Here's some answers to commonly asked questions about The Small Business Owner's Guide to Acquiring a Business.

What are the main steps to acquiring a business?

  1. Set Clear Goals: Make sure buying the business fits with your long-term plans.
  2. Check Your Finances: Assess if you can afford this and understand your market.
  3. Get Expert Help: Build a team with an accountant, lawyer, and business broker.
  4. Choose the Right Business: Look for businesses that match your needs in terms of industry, size, location, and financial health.
  5. Do Your Homework: Carefully review the business’s finances, legal status, operations, and how well it fits with your strategy.
  6. Determine the Price: Make sure the price is fair and explore how you will pay for it.
  7. Finalize the Deal: Negotiate the contract and plan how to combine the two businesses smoothly.

How do I determine the right business to buy?

When deciding on the right business to buy, you should consider a few key aspects: choose an industry you’re knowledgeable about or interested in, ensure the business size is manageable with your resources, and look for a location that meets your operational needs. It’s also important that the business is financially healthy or has potential for improvement. You can find potential businesses through contacts, brokers, or online marketplaces. Start with a basic check to see if the business seems like a good fit before you investigate further.

What financing options are there for acquiring a business?

Several financing options are available when acquiring a business: using personal funds, securing bank loans, arranging seller financing, or finding investors. Each option comes with its own set of considerations. Personal funds offer simplicity but carry risk to your finances. Bank loans are common but require solid business plans and proof of profitability. Seller financing can provide more flexible terms but might come with higher interest rates. Investors offer financial support but often seek a stake in the business.

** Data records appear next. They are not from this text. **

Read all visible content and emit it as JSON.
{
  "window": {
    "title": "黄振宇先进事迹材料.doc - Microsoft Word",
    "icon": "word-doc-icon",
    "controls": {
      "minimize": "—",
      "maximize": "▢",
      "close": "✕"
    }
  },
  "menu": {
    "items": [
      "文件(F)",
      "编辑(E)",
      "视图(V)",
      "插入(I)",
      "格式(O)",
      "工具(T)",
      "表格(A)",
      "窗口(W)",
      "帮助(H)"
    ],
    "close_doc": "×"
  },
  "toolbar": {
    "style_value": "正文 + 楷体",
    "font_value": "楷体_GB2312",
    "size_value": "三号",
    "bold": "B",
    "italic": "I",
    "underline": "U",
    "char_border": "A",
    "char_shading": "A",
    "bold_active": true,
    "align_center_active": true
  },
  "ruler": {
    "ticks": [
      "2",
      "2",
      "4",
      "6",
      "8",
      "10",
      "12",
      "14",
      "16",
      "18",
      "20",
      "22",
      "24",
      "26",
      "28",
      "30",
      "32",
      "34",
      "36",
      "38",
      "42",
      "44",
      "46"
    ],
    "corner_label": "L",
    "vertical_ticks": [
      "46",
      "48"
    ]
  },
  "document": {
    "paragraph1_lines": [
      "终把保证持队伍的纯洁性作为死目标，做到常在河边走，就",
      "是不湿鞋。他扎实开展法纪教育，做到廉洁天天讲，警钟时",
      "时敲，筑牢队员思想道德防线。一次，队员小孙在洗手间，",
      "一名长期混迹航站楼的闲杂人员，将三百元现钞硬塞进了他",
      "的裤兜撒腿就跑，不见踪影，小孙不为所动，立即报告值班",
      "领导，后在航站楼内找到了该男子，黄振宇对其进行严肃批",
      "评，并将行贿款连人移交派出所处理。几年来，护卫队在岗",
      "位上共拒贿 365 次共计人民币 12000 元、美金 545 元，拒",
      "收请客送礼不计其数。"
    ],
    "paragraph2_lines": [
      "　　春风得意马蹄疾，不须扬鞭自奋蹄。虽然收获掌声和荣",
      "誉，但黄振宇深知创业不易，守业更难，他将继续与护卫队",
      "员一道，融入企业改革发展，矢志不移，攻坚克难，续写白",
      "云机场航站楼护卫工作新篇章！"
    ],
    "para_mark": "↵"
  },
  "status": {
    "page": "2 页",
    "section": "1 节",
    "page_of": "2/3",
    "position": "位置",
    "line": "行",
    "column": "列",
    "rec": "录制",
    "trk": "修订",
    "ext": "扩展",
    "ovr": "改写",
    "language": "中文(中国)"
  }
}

Understanding the terms, implications, and how each option fits into your financial strategy is essential for making the right choice.